Affiliation: Department of Medicine, Uniformed Services University of the Health Sciences, Bethesda, Maryland, United States of America.

ABSTRACT

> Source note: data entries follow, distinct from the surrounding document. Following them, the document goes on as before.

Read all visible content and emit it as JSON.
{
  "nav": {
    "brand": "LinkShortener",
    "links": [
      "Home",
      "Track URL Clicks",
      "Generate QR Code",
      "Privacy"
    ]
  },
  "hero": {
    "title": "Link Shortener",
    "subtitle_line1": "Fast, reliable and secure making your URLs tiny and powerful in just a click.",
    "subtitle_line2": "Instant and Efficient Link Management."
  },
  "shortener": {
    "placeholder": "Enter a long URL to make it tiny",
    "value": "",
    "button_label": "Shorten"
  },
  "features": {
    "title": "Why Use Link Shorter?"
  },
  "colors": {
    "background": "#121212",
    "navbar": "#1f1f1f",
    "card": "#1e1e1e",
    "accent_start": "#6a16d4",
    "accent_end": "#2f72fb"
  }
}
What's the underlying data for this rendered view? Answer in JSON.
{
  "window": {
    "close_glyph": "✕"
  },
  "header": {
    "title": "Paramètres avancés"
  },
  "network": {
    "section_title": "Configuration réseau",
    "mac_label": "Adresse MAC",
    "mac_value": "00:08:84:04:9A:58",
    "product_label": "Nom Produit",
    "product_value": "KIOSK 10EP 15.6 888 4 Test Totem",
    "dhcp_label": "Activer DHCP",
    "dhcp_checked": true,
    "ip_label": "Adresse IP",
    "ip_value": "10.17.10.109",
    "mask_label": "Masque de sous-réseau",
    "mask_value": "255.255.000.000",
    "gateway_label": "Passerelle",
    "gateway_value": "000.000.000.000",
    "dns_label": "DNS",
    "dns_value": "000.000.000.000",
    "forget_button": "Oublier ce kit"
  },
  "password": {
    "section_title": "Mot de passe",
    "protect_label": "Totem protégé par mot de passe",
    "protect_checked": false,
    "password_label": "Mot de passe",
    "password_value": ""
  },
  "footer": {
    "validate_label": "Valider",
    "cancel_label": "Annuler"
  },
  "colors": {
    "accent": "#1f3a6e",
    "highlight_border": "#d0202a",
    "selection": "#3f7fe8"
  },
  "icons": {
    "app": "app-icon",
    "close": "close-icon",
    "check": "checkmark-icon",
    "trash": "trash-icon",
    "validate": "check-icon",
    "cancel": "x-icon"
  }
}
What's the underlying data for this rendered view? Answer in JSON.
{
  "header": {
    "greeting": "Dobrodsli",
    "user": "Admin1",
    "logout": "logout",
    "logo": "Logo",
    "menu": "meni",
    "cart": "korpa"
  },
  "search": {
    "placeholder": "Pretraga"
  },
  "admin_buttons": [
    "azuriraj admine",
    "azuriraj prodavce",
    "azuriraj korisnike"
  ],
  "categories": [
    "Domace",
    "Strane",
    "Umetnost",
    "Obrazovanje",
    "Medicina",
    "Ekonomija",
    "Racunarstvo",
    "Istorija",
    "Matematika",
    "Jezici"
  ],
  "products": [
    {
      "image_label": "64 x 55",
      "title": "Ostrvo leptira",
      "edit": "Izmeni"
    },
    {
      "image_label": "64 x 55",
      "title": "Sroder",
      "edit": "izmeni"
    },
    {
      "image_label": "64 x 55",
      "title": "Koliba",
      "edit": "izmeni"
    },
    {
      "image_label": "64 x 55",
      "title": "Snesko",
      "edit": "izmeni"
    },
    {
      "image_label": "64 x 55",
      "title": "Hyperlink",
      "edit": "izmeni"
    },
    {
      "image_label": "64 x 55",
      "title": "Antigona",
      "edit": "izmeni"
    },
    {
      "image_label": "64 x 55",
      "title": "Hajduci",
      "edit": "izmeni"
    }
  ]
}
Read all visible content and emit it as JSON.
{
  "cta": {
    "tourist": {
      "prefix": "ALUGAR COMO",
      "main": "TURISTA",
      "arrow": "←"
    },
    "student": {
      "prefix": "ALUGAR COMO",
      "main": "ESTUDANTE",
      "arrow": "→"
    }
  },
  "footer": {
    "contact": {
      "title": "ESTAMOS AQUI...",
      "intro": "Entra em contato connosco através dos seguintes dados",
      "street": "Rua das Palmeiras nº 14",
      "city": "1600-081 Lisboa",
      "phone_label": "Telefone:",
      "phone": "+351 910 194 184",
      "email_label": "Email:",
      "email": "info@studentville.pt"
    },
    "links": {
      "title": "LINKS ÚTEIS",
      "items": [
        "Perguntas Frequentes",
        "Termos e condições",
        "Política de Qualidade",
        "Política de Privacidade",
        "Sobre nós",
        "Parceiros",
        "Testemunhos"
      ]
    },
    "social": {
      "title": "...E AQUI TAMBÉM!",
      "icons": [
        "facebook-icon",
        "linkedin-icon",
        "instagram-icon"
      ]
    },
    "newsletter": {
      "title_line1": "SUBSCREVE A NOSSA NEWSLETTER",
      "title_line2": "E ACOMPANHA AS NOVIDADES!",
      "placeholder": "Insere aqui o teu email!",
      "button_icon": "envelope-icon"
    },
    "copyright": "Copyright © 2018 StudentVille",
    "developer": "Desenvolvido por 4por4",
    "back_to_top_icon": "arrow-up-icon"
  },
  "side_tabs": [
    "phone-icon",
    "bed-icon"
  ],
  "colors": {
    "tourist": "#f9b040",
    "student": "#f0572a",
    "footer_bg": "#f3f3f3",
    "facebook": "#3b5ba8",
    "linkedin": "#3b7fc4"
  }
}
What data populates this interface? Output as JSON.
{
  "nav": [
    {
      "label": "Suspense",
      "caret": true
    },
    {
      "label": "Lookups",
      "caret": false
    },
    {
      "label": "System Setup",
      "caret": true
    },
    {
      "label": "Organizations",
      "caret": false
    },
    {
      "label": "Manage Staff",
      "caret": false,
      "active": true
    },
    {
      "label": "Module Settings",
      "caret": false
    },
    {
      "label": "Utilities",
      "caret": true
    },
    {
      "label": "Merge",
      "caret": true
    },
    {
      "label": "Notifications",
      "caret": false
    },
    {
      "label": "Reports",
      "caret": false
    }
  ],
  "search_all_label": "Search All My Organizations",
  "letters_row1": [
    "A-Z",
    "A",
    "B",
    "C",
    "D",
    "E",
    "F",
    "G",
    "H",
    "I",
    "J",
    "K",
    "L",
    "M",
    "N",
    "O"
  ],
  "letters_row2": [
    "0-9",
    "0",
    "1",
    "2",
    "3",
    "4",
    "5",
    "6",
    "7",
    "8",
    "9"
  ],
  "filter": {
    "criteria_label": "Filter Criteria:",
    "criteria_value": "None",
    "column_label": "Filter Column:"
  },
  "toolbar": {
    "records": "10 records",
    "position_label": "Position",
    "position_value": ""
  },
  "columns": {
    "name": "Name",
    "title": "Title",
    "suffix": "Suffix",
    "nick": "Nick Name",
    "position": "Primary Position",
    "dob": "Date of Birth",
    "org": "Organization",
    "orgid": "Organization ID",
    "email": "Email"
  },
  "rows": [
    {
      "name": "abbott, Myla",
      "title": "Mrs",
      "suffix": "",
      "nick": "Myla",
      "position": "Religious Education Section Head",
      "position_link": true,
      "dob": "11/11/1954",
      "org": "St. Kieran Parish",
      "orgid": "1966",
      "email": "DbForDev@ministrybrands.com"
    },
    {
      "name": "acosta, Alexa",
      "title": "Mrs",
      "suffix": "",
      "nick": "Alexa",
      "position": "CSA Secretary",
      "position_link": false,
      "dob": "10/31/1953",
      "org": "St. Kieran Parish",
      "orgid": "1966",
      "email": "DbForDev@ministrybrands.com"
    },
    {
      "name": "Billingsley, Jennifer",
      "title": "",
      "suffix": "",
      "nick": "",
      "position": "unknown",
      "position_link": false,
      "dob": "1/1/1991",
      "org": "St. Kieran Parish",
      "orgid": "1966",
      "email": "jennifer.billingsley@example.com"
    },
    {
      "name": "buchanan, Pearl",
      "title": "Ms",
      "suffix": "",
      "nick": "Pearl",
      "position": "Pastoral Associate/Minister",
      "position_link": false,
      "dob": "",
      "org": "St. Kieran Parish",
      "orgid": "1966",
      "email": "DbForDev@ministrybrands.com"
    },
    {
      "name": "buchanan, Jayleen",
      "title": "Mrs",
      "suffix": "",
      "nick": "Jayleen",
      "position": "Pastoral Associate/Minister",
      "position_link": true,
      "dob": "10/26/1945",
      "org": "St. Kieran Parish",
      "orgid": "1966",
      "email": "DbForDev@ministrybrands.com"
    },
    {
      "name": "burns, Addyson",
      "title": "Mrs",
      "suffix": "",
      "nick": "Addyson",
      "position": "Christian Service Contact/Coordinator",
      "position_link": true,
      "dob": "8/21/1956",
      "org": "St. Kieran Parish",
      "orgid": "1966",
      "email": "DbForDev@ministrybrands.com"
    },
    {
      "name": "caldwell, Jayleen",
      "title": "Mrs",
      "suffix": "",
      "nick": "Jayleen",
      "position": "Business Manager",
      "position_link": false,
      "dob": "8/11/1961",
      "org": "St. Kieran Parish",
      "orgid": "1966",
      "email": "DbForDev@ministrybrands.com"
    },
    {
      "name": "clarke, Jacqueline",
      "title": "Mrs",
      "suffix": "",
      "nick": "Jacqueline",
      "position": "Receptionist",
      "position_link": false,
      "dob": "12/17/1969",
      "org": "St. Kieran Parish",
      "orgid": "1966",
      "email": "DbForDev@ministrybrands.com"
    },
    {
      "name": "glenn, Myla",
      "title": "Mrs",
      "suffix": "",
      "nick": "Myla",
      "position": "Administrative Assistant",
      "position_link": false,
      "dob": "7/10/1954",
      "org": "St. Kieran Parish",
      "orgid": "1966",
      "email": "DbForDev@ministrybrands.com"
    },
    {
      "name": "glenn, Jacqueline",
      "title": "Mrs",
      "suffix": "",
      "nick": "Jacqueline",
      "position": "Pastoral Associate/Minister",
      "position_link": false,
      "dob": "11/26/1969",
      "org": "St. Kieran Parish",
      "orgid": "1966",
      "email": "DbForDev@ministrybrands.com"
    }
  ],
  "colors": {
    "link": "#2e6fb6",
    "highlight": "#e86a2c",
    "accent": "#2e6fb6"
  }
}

PCR detection of H. pylori in biological specimens is rendered difficult by the extensive polymorphism of H. pylori genes and the suppressed expression of some genes in many strains. The goal of the present study was to (1) define a domain of the 16S rRNA sequence that is both highly conserved among H. pylori strains and also specific to the species, and (2) to develop and validate specific and sensitive molecular methods for the detection of H. pylori. We used a combination of in silico and molecular approaches to achieve sensitive and specific detection of H. pylori in biologic media. We sequenced two isolates from patients living in different continents and demonstrated that a 546-bp domain of the H. pylori 16S rRNA sequence was conserved in those strains and in published sequences. Within this conserved sequence, we defined a 229-bp domain that is 100% homologous in most H. pylori strains available in GenBank and also is specific for H. pylori. This sub-domain was then used to design (1) a set of high quality RT-PCR primers and probe that encompassed a 76-bp sequence and included at least two mismatches with other Helicobacter sp. 16S rRNA; and (2) in situ hybridization antisense probes. The sensitivity and specificity of the approaches were then demonstrated by using gastric biopsy specimens from patients and rhesus monkeys. This H. pylori-specific region of the 16S rRNA sequence is highly conserved among most H. pylori strains and allows specific detection, identification, and quantification of this bacterium in biological specimens.

Show MeSH
Related in: MedlinePlus